**Exercise objective**.
The reply has to be a number alone, equal to how many lines in the entries below hold the string "JSON".

**Entries shown**.
────────

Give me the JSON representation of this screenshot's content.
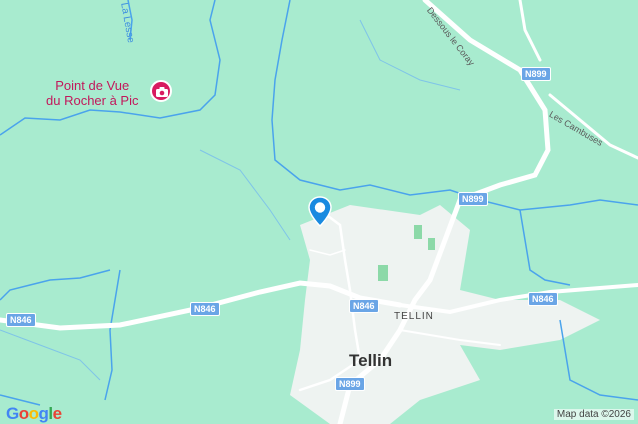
{
  "map": {
    "poi": {
      "name_line1": "Point de Vue",
      "name_line2": "du Rocher à Pic",
      "icon": "camera-icon"
    },
    "water_label": "La Lesse",
    "street_labels": {
      "dessous_le_coray": "Dessous le Coray",
      "les_cambuses": "Les Cambuses"
    },
    "road_shields": {
      "n899_top": "N899",
      "n899_mid": "N899",
      "n899_bottom": "N899",
      "n846_left": "N846",
      "n846_center": "N846",
      "n846_west": "N846",
      "n846_right": "N846"
    },
    "places": {
      "town": "Tellin",
      "locality": "TELLIN"
    },
    "marker": "location-pin-icon",
    "colors": {
      "land": "#a8ebcf",
      "town": "#eef3f1",
      "road": "#ffffff",
      "shield": "#6aa5e6",
      "water": "#4aa3ec",
      "poi": "#d81b60"
    },
    "logo": "Google",
    "attribution": "Map data ©2026"
  }
}
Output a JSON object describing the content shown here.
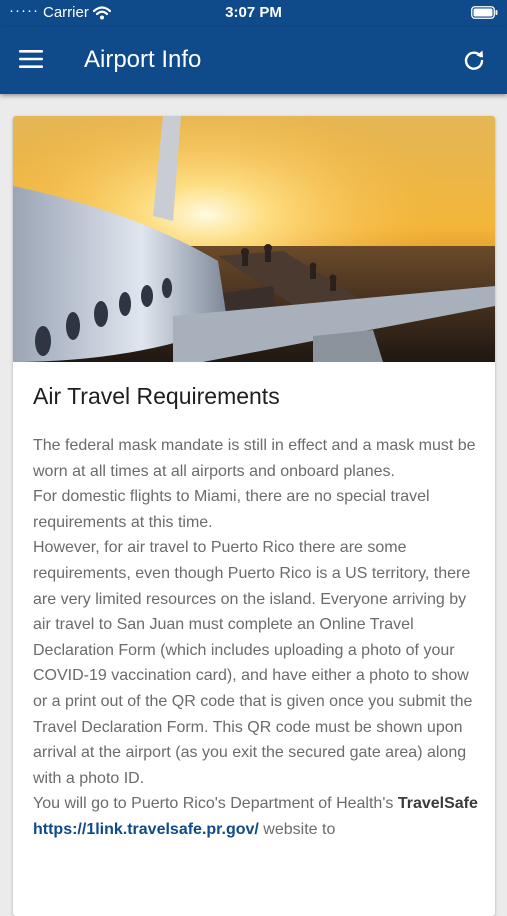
{
  "status_bar": {
    "carrier": "Carrier",
    "time": "3:07 PM"
  },
  "header": {
    "title": "Airport Info"
  },
  "article": {
    "title": "Air Travel Requirements",
    "paragraph1": "The federal mask mandate is still in effect and a mask must be worn at all times at all airports and onboard planes.",
    "paragraph2": "For domestic flights to Miami, there are no special travel requirements at this time.",
    "paragraph3": "However, for air travel to Puerto Rico there are some requirements, even though Puerto Rico is a US territory, there are very limited resources on the island. Everyone arriving by air travel to San Juan must complete an Online Travel Declaration Form (which includes uploading a photo of your COVID-19 vaccination card), and have either a photo to show or a print out of the QR code that is given once you submit the Travel Declaration Form. This QR code must be shown upon arrival at the airport (as you exit the secured gate area) along with a photo ID.",
    "paragraph4_prefix": "You will go to Puerto Rico's Department of Health's",
    "paragraph4_strong": "TravelSafe",
    "paragraph4_link": "https://1link.travelsafe.pr.gov/",
    "paragraph4_suffix": "website to"
  },
  "colors": {
    "header_bg": "#0f4a8a",
    "link": "#0f4a8a",
    "body_text": "#6b6b6b",
    "background": "#ebebeb"
  },
  "icons": {
    "menu": "hamburger-menu-icon",
    "refresh": "refresh-icon",
    "wifi": "wifi-icon",
    "battery": "battery-icon"
  }
}
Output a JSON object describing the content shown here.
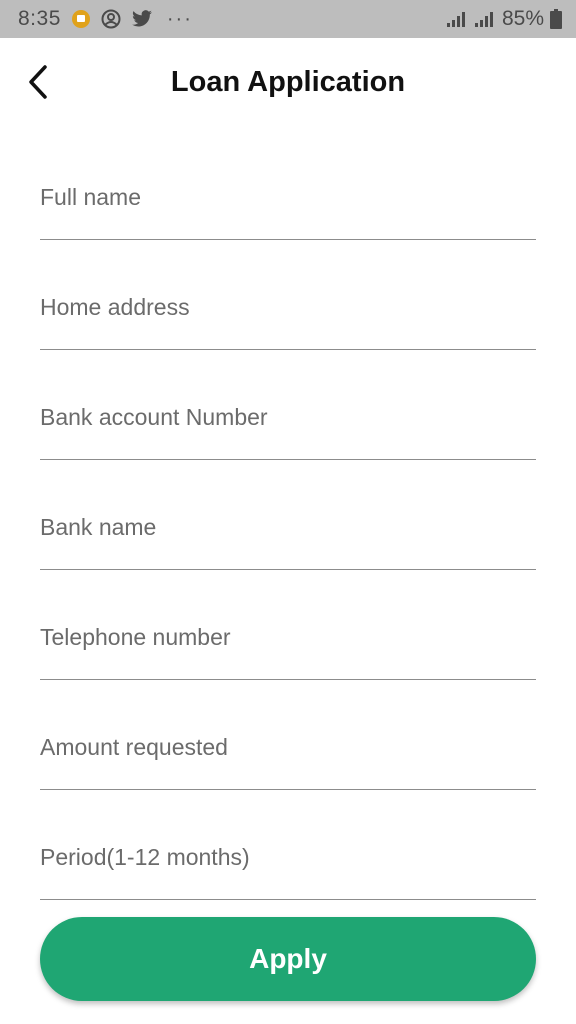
{
  "status_bar": {
    "time": "8:35",
    "battery_percent": "85%",
    "overflow": "···"
  },
  "header": {
    "title": "Loan Application",
    "back_icon": "chevron-left-icon"
  },
  "form": {
    "fields": [
      {
        "placeholder": "Full name",
        "value": ""
      },
      {
        "placeholder": "Home address",
        "value": ""
      },
      {
        "placeholder": "Bank account Number",
        "value": ""
      },
      {
        "placeholder": "Bank name",
        "value": ""
      },
      {
        "placeholder": "Telephone number",
        "value": ""
      },
      {
        "placeholder": "Amount requested",
        "value": ""
      },
      {
        "placeholder": "Period(1-12 months)",
        "value": ""
      }
    ]
  },
  "actions": {
    "apply_label": "Apply"
  },
  "colors": {
    "accent": "#1fa673",
    "status_bar": "#bdbdbd",
    "notification_badge": "#e0a21b"
  }
}
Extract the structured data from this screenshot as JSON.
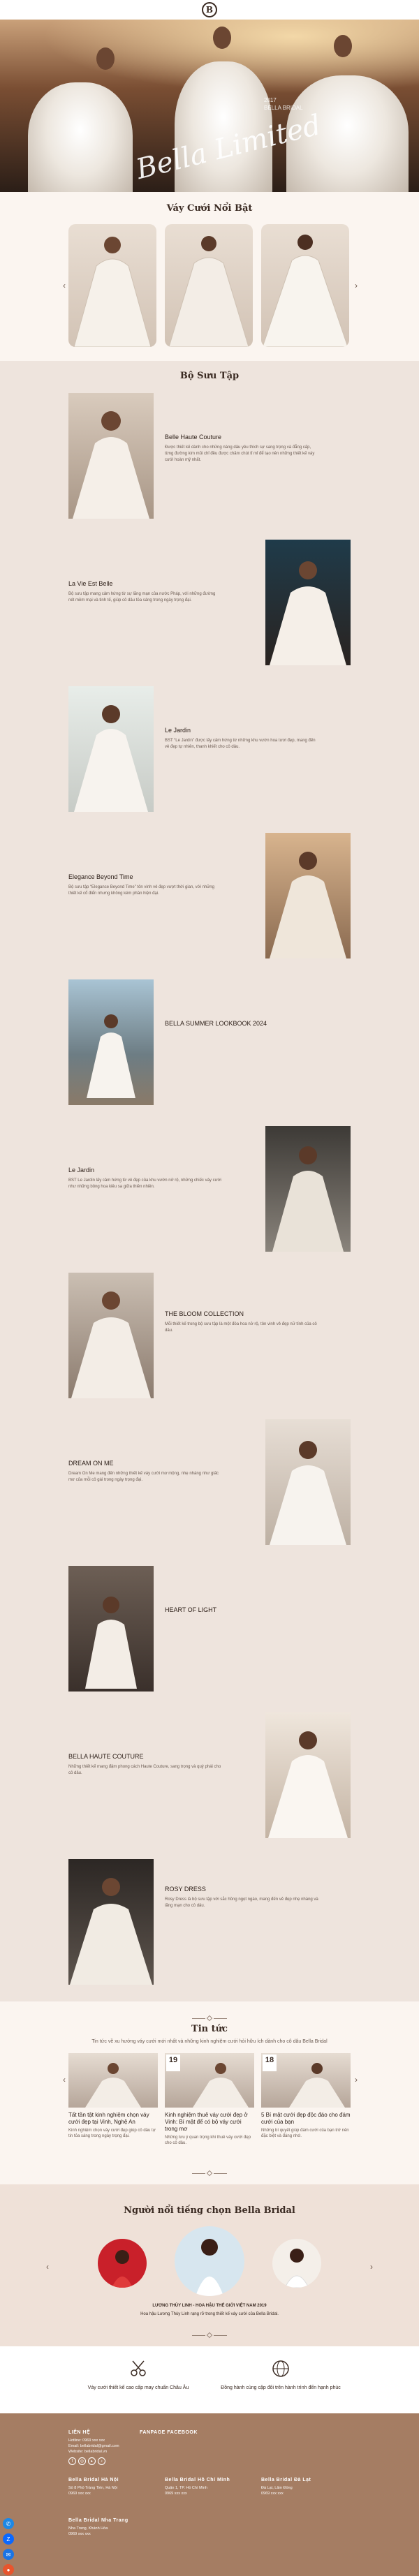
{
  "header": {
    "logo_letter": "B"
  },
  "hero": {
    "script": "Bella Limited",
    "tag_line_1": "2017",
    "tag_line_2": "BELLA BRIDAL"
  },
  "featured": {
    "title": "Váy Cưới Nổi Bật",
    "prev_icon": "chevron-left-icon",
    "next_icon": "chevron-right-icon"
  },
  "collections": {
    "title": "Bộ Sưu Tập",
    "items": [
      {
        "title": "Belle Haute Couture",
        "desc": "Được thiết kế dành cho những nàng dâu yêu thích sự sang trọng và đẳng cấp, từng đường kim mũi chỉ đều được chăm chút tỉ mỉ để tạo nên những thiết kế váy cưới hoàn mỹ nhất."
      },
      {
        "title": "La Vie Est Belle",
        "desc": "Bộ sưu tập mang cảm hứng từ sự lãng mạn của nước Pháp, với những đường nét mềm mại và tinh tế, giúp cô dâu tỏa sáng trong ngày trọng đại."
      },
      {
        "title": "Le Jardin",
        "desc": "BST “Le Jardin” được lấy cảm hứng từ những khu vườn hoa tươi đẹp, mang đến vẻ đẹp tự nhiên, thanh khiết cho cô dâu."
      },
      {
        "title": "Elegance Beyond Time",
        "desc": "Bộ sưu tập “Elegance Beyond Time” tôn vinh vẻ đẹp vượt thời gian, với những thiết kế cổ điển nhưng không kém phần hiện đại."
      },
      {
        "title": "BELLA SUMMER LOOKBOOK 2024",
        "desc": ""
      },
      {
        "title": "Le Jardin",
        "desc": "BST Le Jardin lấy cảm hứng từ vẻ đẹp của khu vườn nở rộ, những chiếc váy cưới như những bông hoa kiêu sa giữa thiên nhiên."
      },
      {
        "title": "THE BLOOM COLLECTION",
        "desc": "Mỗi thiết kế trong bộ sưu tập là một đóa hoa nở rộ, tôn vinh vẻ đẹp nữ tính của cô dâu."
      },
      {
        "title": "DREAM ON ME",
        "desc": "Dream On Me mang đến những thiết kế váy cưới mơ mộng, nhẹ nhàng như giấc mơ của mỗi cô gái trong ngày trọng đại."
      },
      {
        "title": "HEART OF LIGHT",
        "desc": ""
      },
      {
        "title": "BELLA HAUTE COUTURE",
        "desc": "Những thiết kế mang đậm phong cách Haute Couture, sang trọng và quý phái cho cô dâu."
      },
      {
        "title": "ROSY DRESS",
        "desc": "Rosy Dress là bộ sưu tập với sắc hồng ngọt ngào, mang đến vẻ đẹp nhẹ nhàng và lãng mạn cho cô dâu."
      }
    ]
  },
  "news": {
    "title": "Tin tức",
    "subtitle": "Tin tức về xu hướng váy cưới mới nhất và những kinh nghiệm cưới hỏi hữu ích dành cho cô dâu Bella Bridal",
    "items": [
      {
        "day": "",
        "month": "",
        "title": "Tất tần tật kinh nghiệm chọn váy cưới đẹp tại Vinh, Nghệ An",
        "excerpt": "Kinh nghiệm chọn váy cưới đẹp giúp cô dâu tự tin tỏa sáng trong ngày trọng đại."
      },
      {
        "day": "19",
        "month": "",
        "title": "Kinh nghiệm thuê váy cưới đẹp ở Vinh: Bí mật để có bộ váy cưới trong mơ",
        "excerpt": "Những lưu ý quan trọng khi thuê váy cưới đẹp cho cô dâu."
      },
      {
        "day": "19",
        "month": "",
        "title": "Kinh nghiệm thuê váy cưới đẹp ở Vinh, Bí mật để có bộ váy cưới hoàn hảo",
        "excerpt": "Kinh nghiệm thuê váy cưới giúp cô dâu tiết kiệm chi phí."
      },
      {
        "day": "18",
        "month": "",
        "title": "5 Bí mật cưới đẹp độc đáo cho đám cưới của bạn",
        "excerpt": "Những bí quyết giúp đám cưới của bạn trở nên đặc biệt và đáng nhớ."
      }
    ]
  },
  "celebs": {
    "title": "Người nổi tiếng chọn Bella Bridal",
    "caption_title": "LƯƠNG THÙY LINH - HOA HẬU THẾ GIỚI VIỆT NAM 2019",
    "caption_desc": "Hoa hậu Lương Thùy Linh rạng rỡ trong thiết kế váy cưới của Bella Bridal."
  },
  "services": [
    {
      "icon": "scissors-icon",
      "label": "Váy cưới thiết kế cao cấp may chuẩn Châu Âu"
    },
    {
      "icon": "globe-icon",
      "label": "Đồng hành cùng cặp đôi trên hành trình đến hạnh phúc"
    }
  ],
  "footer": {
    "contact_head": "LIÊN HỆ",
    "contact_lines": [
      "Hotline: 0969 xxx xxx",
      "Email: bellabridal@gmail.com",
      "Website: bellabridal.vn"
    ],
    "fanpage_head": "FANPAGE FACEBOOK",
    "branches": [
      {
        "head": "Bella Bridal Hà Nội",
        "lines": [
          "Số 8 Phố Tràng Tiền, Hà Nội",
          "0969 xxx xxx"
        ]
      },
      {
        "head": "Bella Bridal Hồ Chí Minh",
        "lines": [
          "Quận 1, TP. Hồ Chí Minh",
          "0969 xxx xxx"
        ]
      },
      {
        "head": "Bella Bridal Đà Lạt",
        "lines": [
          "Đà Lạt, Lâm Đồng",
          "0969 xxx xxx"
        ]
      },
      {
        "head": "Bella Bridal Nha Trang",
        "lines": [
          "Nha Trang, Khánh Hòa",
          "0969 xxx xxx"
        ]
      }
    ]
  },
  "colors": {
    "accent": "#a57d63",
    "dark": "#3a2a22"
  }
}
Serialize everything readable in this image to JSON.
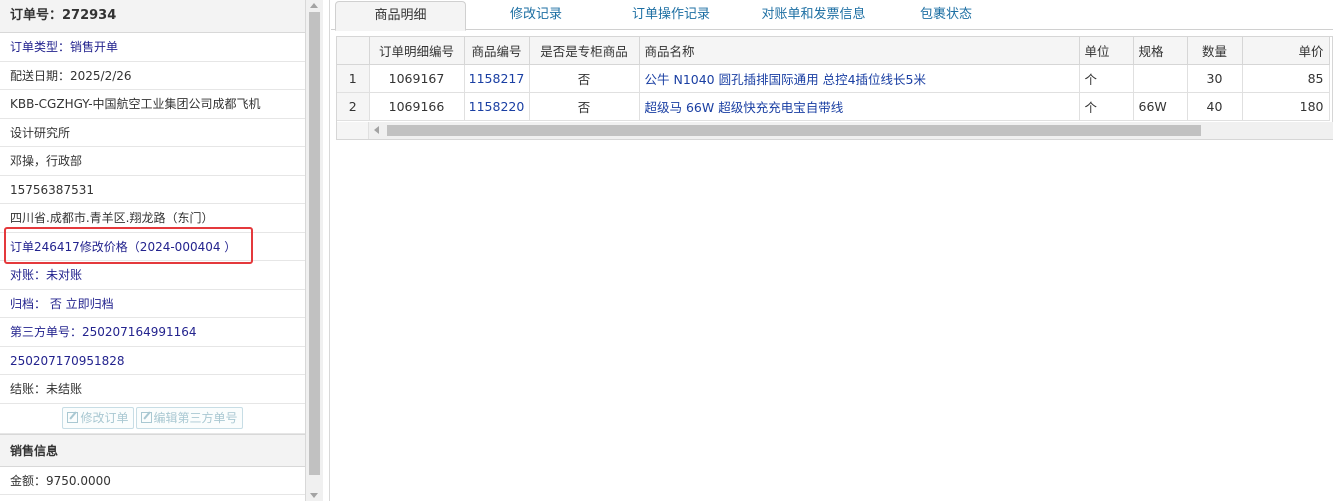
{
  "order": {
    "header": "订单号：272934",
    "type": "订单类型：销售开单",
    "delivery_date": "配送日期：2025/2/26",
    "customer_line1": "KBB-CGZHGY-中国航空工业集团公司成都飞机",
    "customer_line2": "设计研究所",
    "contact": "邓操，行政部",
    "phone": "15756387531",
    "address": "四川省.成都市.青羊区.翔龙路（东门）",
    "note": "订单246417修改价格（2024-000404 ）",
    "reconcile": "对账：未对账",
    "archive": "归档：  否 立即归档",
    "third_party_line1": "第三方单号：250207164991164",
    "third_party_line2": "250207170951828",
    "settle": "结账：未结账",
    "edit_order_button": "修改订单",
    "edit_third_party_button": "编辑第三方单号"
  },
  "sales": {
    "title": "销售信息",
    "amount": "金额：9750.0000"
  },
  "tabs": [
    {
      "label": "商品明细"
    },
    {
      "label": "修改记录"
    },
    {
      "label": "订单操作记录"
    },
    {
      "label": "对账单和发票信息"
    },
    {
      "label": "包裹状态"
    }
  ],
  "table": {
    "headers": [
      "订单明细编号",
      "商品编号",
      "是否是专柜商品",
      "商品名称",
      "单位",
      "规格",
      "数量",
      "单价"
    ],
    "rows": [
      {
        "idx": "1",
        "detail_no": "1069167",
        "sku": "1158217",
        "counter": "否",
        "name": "公牛 N1040 圆孔插排国际通用 总控4插位线长5米",
        "unit": "个",
        "spec": "",
        "qty": "30",
        "price": "85"
      },
      {
        "idx": "2",
        "detail_no": "1069166",
        "sku": "1158220",
        "counter": "否",
        "name": "超级马 66W 超级快充充电宝自带线",
        "unit": "个",
        "spec": "66W",
        "qty": "40",
        "price": "180"
      }
    ]
  },
  "colors": {
    "highlight": "#e4393c",
    "link": "#1a3fa3",
    "tab_link": "#1d6fa3",
    "blue_text": "#23238e"
  }
}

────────

**Solution for this task**.
5